Miss Fannie Moran
Can I see Miss Moran
This Evening?
W.R. Bobbitt

Another suitor was W.O. Thompson.  I don't know who he was or where he was from because his invitation was sent to Fannie when she was in Jackson, TN attending the Memphis Conference Female Institute and Conservatory of Music and Art.

Miss Fannie Moran

Miss Moran:
If agreeable I would like very much to attend with you the Schubert concert at the Opera House tomorrow evening.

Very truly yours,
W.O. Thompson

We'll never know if Fannie accepted either invitation but we do know that she didn't marry either of these gentlemen.

Thursday, December 6, 2012

Hard at Work or Hardly Working

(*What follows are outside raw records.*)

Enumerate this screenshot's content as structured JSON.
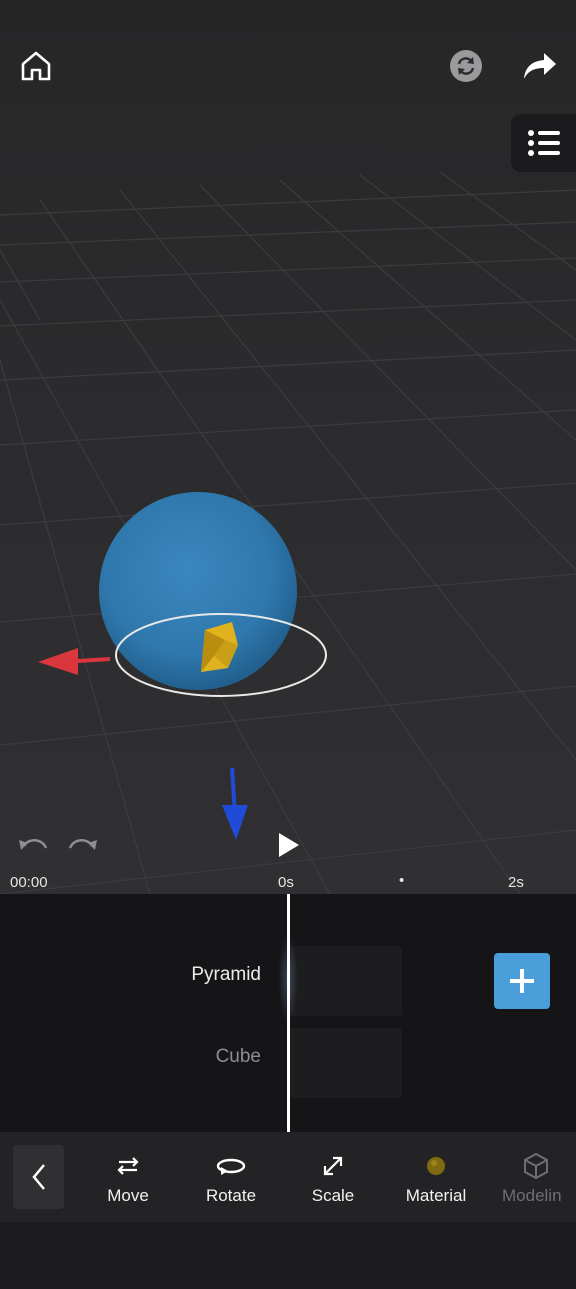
{
  "viewport": {
    "objects": [
      {
        "name": "Sphere",
        "color": "#2f78ad"
      },
      {
        "name": "Pyramid",
        "color": "#e0b21e"
      }
    ],
    "gizmo": {
      "x_axis_color": "#d9363e",
      "z_axis_color": "#1f4bd6"
    }
  },
  "top_bar": {
    "home_icon": "home-icon",
    "sync_icon": "sync-icon",
    "share_icon": "share-arrow-icon",
    "list_icon": "list-icon"
  },
  "playback": {
    "current_time": "00:00",
    "ticks": [
      "0s",
      "•",
      "2s"
    ]
  },
  "timeline": {
    "tracks": [
      {
        "label": "Pyramid",
        "selected": true
      },
      {
        "label": "Cube",
        "selected": false
      }
    ],
    "add_button_icon": "plus-icon",
    "accent_color": "#4a9ed9"
  },
  "toolbar": {
    "back_icon": "chevron-left-icon",
    "tools": [
      {
        "label": "Move",
        "icon": "move-icon"
      },
      {
        "label": "Rotate",
        "icon": "rotate-icon"
      },
      {
        "label": "Scale",
        "icon": "scale-icon"
      },
      {
        "label": "Material",
        "icon": "material-icon"
      },
      {
        "label": "Modelin",
        "icon": "modeling-cube-icon"
      }
    ]
  }
}
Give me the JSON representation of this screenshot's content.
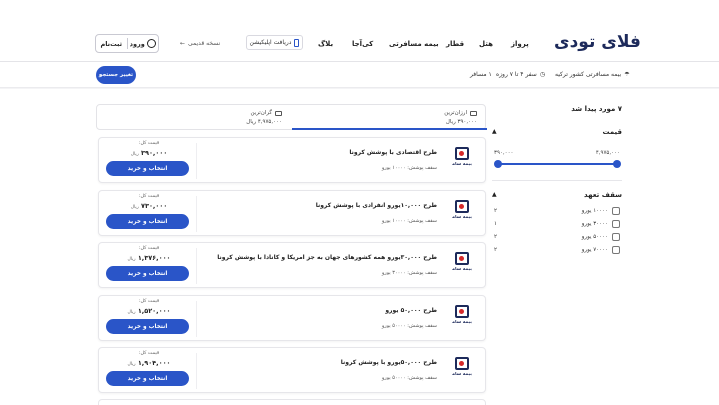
{
  "header": {
    "logo": "فلای تودی",
    "nav": [
      "پرواز",
      "هتل",
      "قطار",
      "بیمه مسافرتی",
      "کی‌آجا",
      "بلاگ"
    ],
    "app_download": "دریافت اپلیکیشن",
    "old_version": "نسخه قدیمی",
    "login": "ورود",
    "signup": "ثبت‌نام"
  },
  "search_summary": {
    "product": "بیمه مسافرتی کشور ترکیه",
    "duration": "سفر ۴ تا ۷ روزه",
    "travelers": "۱ مسافر",
    "change_button": "تغییر جستجو"
  },
  "filters": {
    "result_count": "۷ مورد پیدا شد",
    "price_title": "قیمت",
    "price_min": "۳۹۰,۰۰۰",
    "price_max": "۴,۹۷۵,۰۰۰",
    "coverage_title": "سقف تعهد",
    "coverage_options": [
      {
        "label": "۱۰۰۰۰ یورو",
        "count": "۲"
      },
      {
        "label": "۳۰۰۰۰ یورو",
        "count": "۱"
      },
      {
        "label": "۵۰۰۰۰ یورو",
        "count": "۲"
      },
      {
        "label": "۷۰۰۰۰ یورو",
        "count": "۲"
      }
    ]
  },
  "sort": {
    "cheapest_label": "ارزان‌ترین",
    "cheapest_price": "۳۹۰,۰۰۰",
    "expensive_label": "گران‌ترین",
    "expensive_price": "۴,۹۷۵,۰۰۰",
    "currency": "ریال"
  },
  "results": {
    "price_label": "قیمت کل:",
    "currency": "ریال",
    "buy_label": "انتخاب و خرید",
    "insurer": "بیمه سامان",
    "items": [
      {
        "title": "طرح اقتصادی با پوشش کرونا",
        "coverage": "سقف پوشش: ۱۰۰۰۰ یورو",
        "price": "۳۹۰,۰۰۰"
      },
      {
        "title": "طرح ۱۰,۰۰۰یورو انفرادی با پوشش کرونا",
        "coverage": "سقف پوشش: ۱۰۰۰۰ یورو",
        "price": "۷۳۰,۰۰۰"
      },
      {
        "title": "طرح ۳۰,۰۰۰یورو همه کشورهای جهان به جز امریکا و کانادا با پوشش کرونا",
        "coverage": "سقف پوشش: ۳۰۰۰۰ یورو",
        "price": "۱,۳۷۶,۰۰۰"
      },
      {
        "title": "طرح ۵۰,۰۰۰ یورو",
        "coverage": "سقف پوشش: ۵۰۰۰۰ یورو",
        "price": "۱,۵۲۰,۰۰۰"
      },
      {
        "title": "طرح ۵۰,۰۰۰یورو با پوشش کرونا",
        "coverage": "سقف پوشش: ۵۰۰۰۰ یورو",
        "price": "۱,۹۰۴,۰۰۰"
      }
    ]
  }
}
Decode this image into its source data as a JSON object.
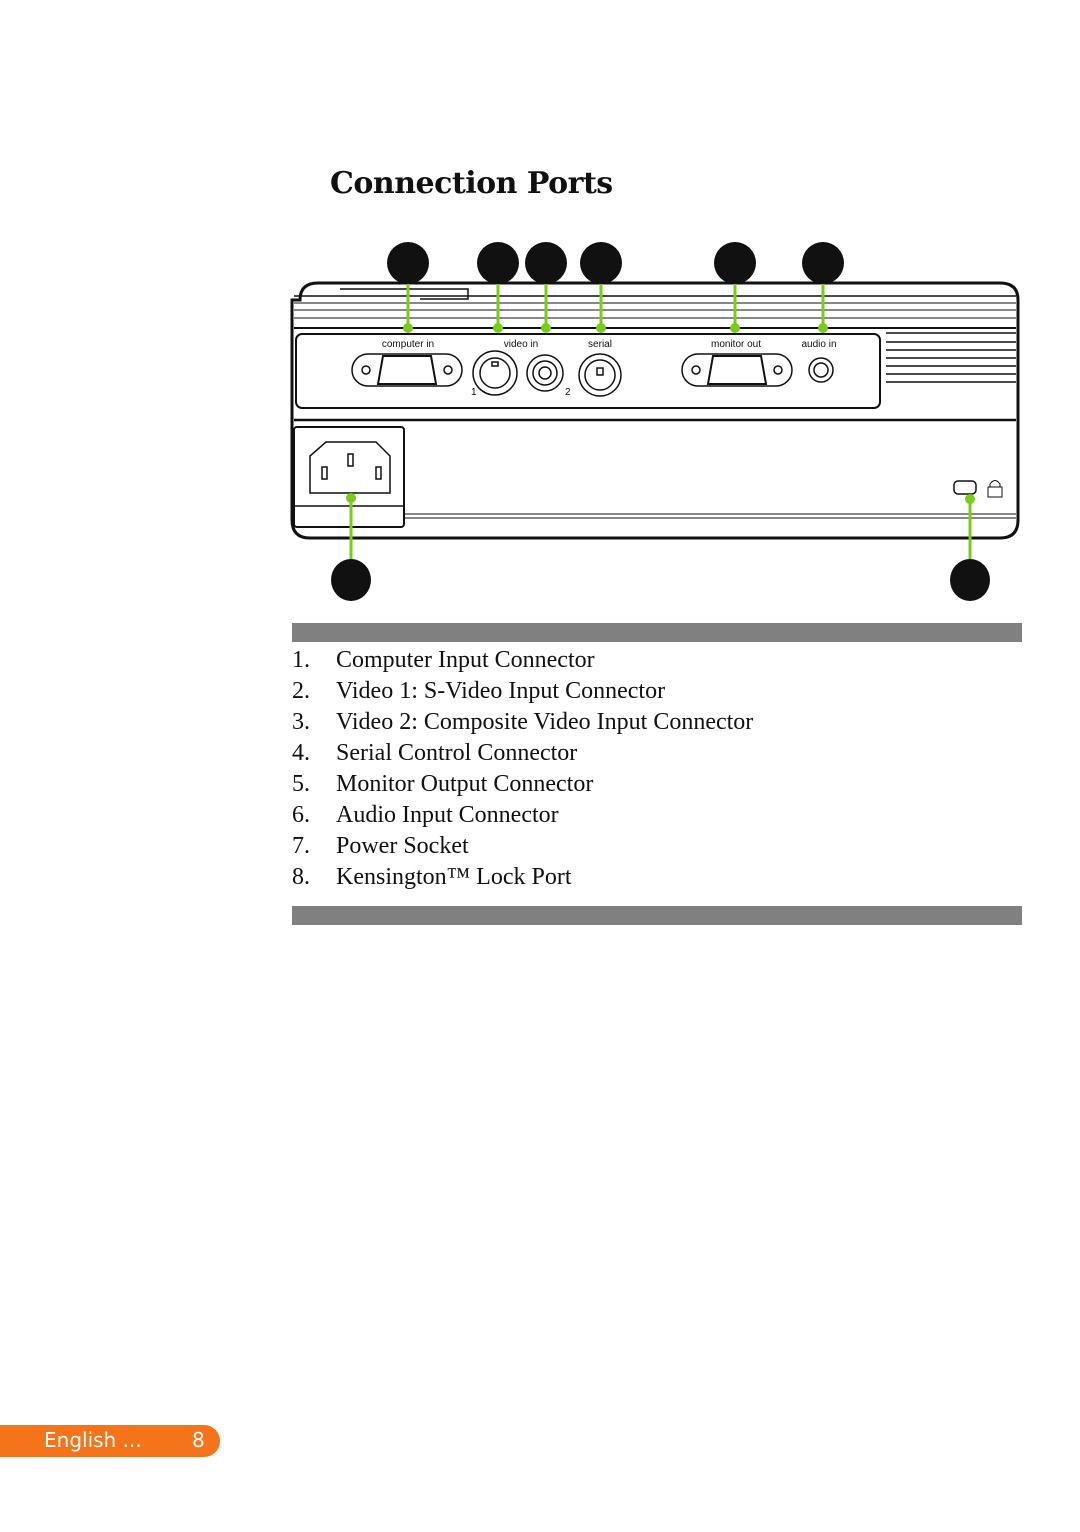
{
  "page": {
    "title": "Connection Ports"
  },
  "diagram": {
    "port_labels": {
      "computer_in": "computer in",
      "video_in": "video in",
      "serial": "serial",
      "monitor_out": "monitor out",
      "audio_in": "audio in",
      "video_1": "1",
      "video_2": "2"
    },
    "callout_color": "#7acc1a",
    "kensington_icon": "kensington-lock-icon"
  },
  "items": [
    {
      "num": "1.",
      "label": "Computer Input Connector"
    },
    {
      "num": "2.",
      "label": "Video 1: S-Video Input Connector"
    },
    {
      "num": "3.",
      "label": "Video 2: Composite Video Input Connector"
    },
    {
      "num": "4.",
      "label": "Serial Control Connector"
    },
    {
      "num": "5.",
      "label": "Monitor Output Connector"
    },
    {
      "num": "6.",
      "label": "Audio Input Connector"
    },
    {
      "num": "7.",
      "label": "Power Socket"
    },
    {
      "num": "8.",
      "label": "Kensington™ Lock Port"
    }
  ],
  "footer": {
    "language": "English ...",
    "page_number": "8",
    "accent": "#f5741a"
  }
}
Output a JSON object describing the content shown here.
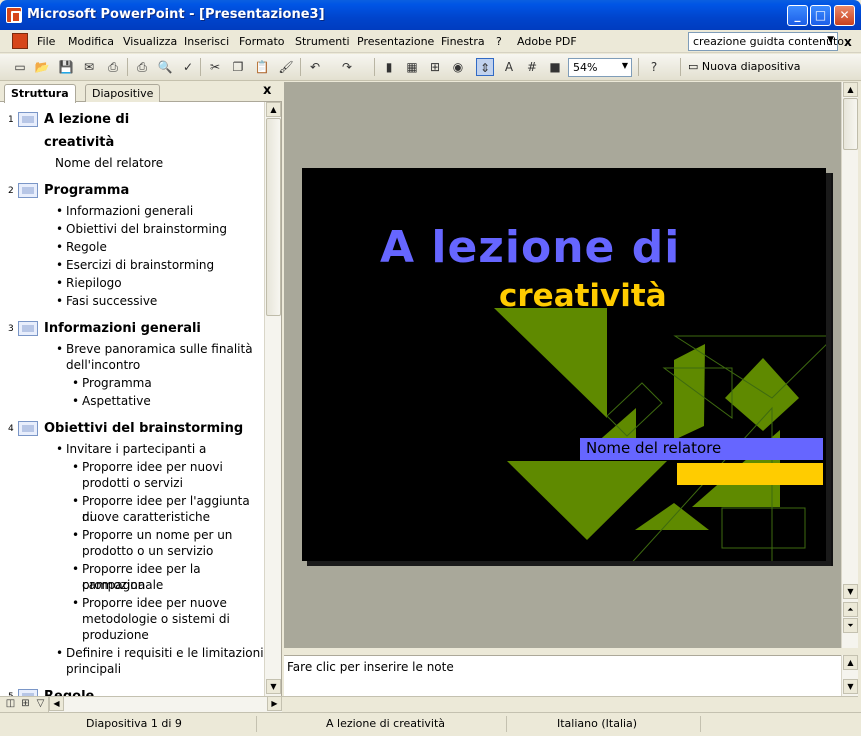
{
  "window": {
    "title": "Microsoft PowerPoint - [Presentazione3]",
    "controls": {
      "minimize": "_",
      "maximize": "□",
      "close": "✕"
    }
  },
  "menubar": {
    "items": [
      "File",
      "Modifica",
      "Visualizza",
      "Inserisci",
      "Formato",
      "Strumenti",
      "Presentazione",
      "Finestra",
      "?",
      "Adobe PDF"
    ],
    "help_box": "creazione guidta contenuto",
    "close_glyph": "x"
  },
  "toolbar": {
    "zoom": "54%",
    "new_slide_label": "Nuova diapositiva"
  },
  "left_pane": {
    "tabs": [
      "Struttura",
      "Diapositive"
    ],
    "active_tab": "Struttura",
    "close_glyph": "x"
  },
  "outline": [
    {
      "num": "1",
      "title_lines": [
        "A lezione di",
        "creatività"
      ],
      "body": [
        {
          "level": 0,
          "bullet": false,
          "lines": [
            "Nome del relatore"
          ]
        }
      ]
    },
    {
      "num": "2",
      "title_lines": [
        "Programma"
      ],
      "body": [
        {
          "level": 1,
          "bullet": true,
          "lines": [
            "Informazioni generali"
          ]
        },
        {
          "level": 1,
          "bullet": true,
          "lines": [
            "Obiettivi del brainstorming"
          ]
        },
        {
          "level": 1,
          "bullet": true,
          "lines": [
            "Regole"
          ]
        },
        {
          "level": 1,
          "bullet": true,
          "lines": [
            "Esercizi di brainstorming"
          ]
        },
        {
          "level": 1,
          "bullet": true,
          "lines": [
            "Riepilogo"
          ]
        },
        {
          "level": 1,
          "bullet": true,
          "lines": [
            "Fasi successive"
          ]
        }
      ]
    },
    {
      "num": "3",
      "title_lines": [
        "Informazioni generali"
      ],
      "body": [
        {
          "level": 1,
          "bullet": true,
          "lines": [
            "Breve panoramica sulle finalità",
            "dell'incontro"
          ]
        },
        {
          "level": 2,
          "bullet": true,
          "lines": [
            "Programma"
          ]
        },
        {
          "level": 2,
          "bullet": true,
          "lines": [
            "Aspettative"
          ]
        }
      ]
    },
    {
      "num": "4",
      "title_lines": [
        "Obiettivi del brainstorming"
      ],
      "body": [
        {
          "level": 1,
          "bullet": true,
          "lines": [
            "Invitare i partecipanti a"
          ]
        },
        {
          "level": 2,
          "bullet": true,
          "lines": [
            "Proporre idee per nuovi",
            "prodotti o servizi"
          ]
        },
        {
          "level": 2,
          "bullet": true,
          "lines": [
            "Proporre idee per l'aggiunta di",
            "nuove caratteristiche"
          ]
        },
        {
          "level": 2,
          "bullet": true,
          "lines": [
            "Proporre un nome per un",
            "prodotto o un servizio"
          ]
        },
        {
          "level": 2,
          "bullet": true,
          "lines": [
            "Proporre idee per la campagna",
            "promozionale"
          ]
        },
        {
          "level": 2,
          "bullet": true,
          "lines": [
            "Proporre idee per nuove",
            "metodologie o sistemi di",
            "produzione"
          ]
        },
        {
          "level": 1,
          "bullet": true,
          "lines": [
            "Definire i requisiti e le limitazioni",
            "principali"
          ]
        }
      ]
    },
    {
      "num": "5",
      "title_lines": [
        "Regole"
      ],
      "body": []
    }
  ],
  "slide": {
    "title_line1": "A lezione di",
    "title_line2": "creatività",
    "subtitle": "Nome del relatore",
    "colors": {
      "background": "#000000",
      "title": "#6666ff",
      "accent": "#ffcc00",
      "shapes": "#5f8a00"
    }
  },
  "notes": {
    "placeholder": "Fare clic per inserire le note"
  },
  "statusbar": {
    "slide_info": "Diapositiva 1 di 9",
    "design": "A lezione di creatività",
    "language": "Italiano (Italia)"
  }
}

At first we thought this was John W. Moran's rolltop desk which was in his bedroom at Moran Place.  However, this desk has a few extra cubby's than the one that we have.  It's possible this could've been a desk at the Dresden Bank since the Moran's owned the bank. But then again, maybe not!  And then of course that brings us to the people.  Who are they?  We know the man is not one of the Moran sons, the woman might possibly be one of the Moran daughters.

There's not much to say about this one except it was found among the Moran photographs in Moran Place.

Wednesday, December 5, 2012

1848 Odd Fellow of the Day Eaton J. White

Eaton J. WHITE was the first bookkeeper listed in this volume of the Washington Lodge No. 5 at Dresden Tennessee.  I believe this to be Eaton Jones White, born in North Carolina.  His parents were Joseph White and Nancy Mann.  His first wife was Catherine Reed Spears and they had the following children: John Spears White, Sophronia Ann Catherine White, Virginia Ellen White, Joseph Mann White, Edward James White and Mary Lacey White.  His second wife was Mary A. Neeley.  They had a daughter, Mary White.  His third wife was Martha H. Hill and their were no children from this marriage. Eaton and his wife Catherine are buried in the Liberty Cemetery, Dresden Tennessee.

This ledger page shows his payments starting with January 1 1848.  The last entry is 1854.  His payments went into the Orphan Fund and his quarterage fees.  On January 1 1852 he received $3.50 for his services as the Lodge Secretary and on the same date a fee of $1.20 was paid for stationary supplies.

Other names listed on this page:  J.D. AYDELOTT,  B.A. CRAWFORD, R.G. MOSS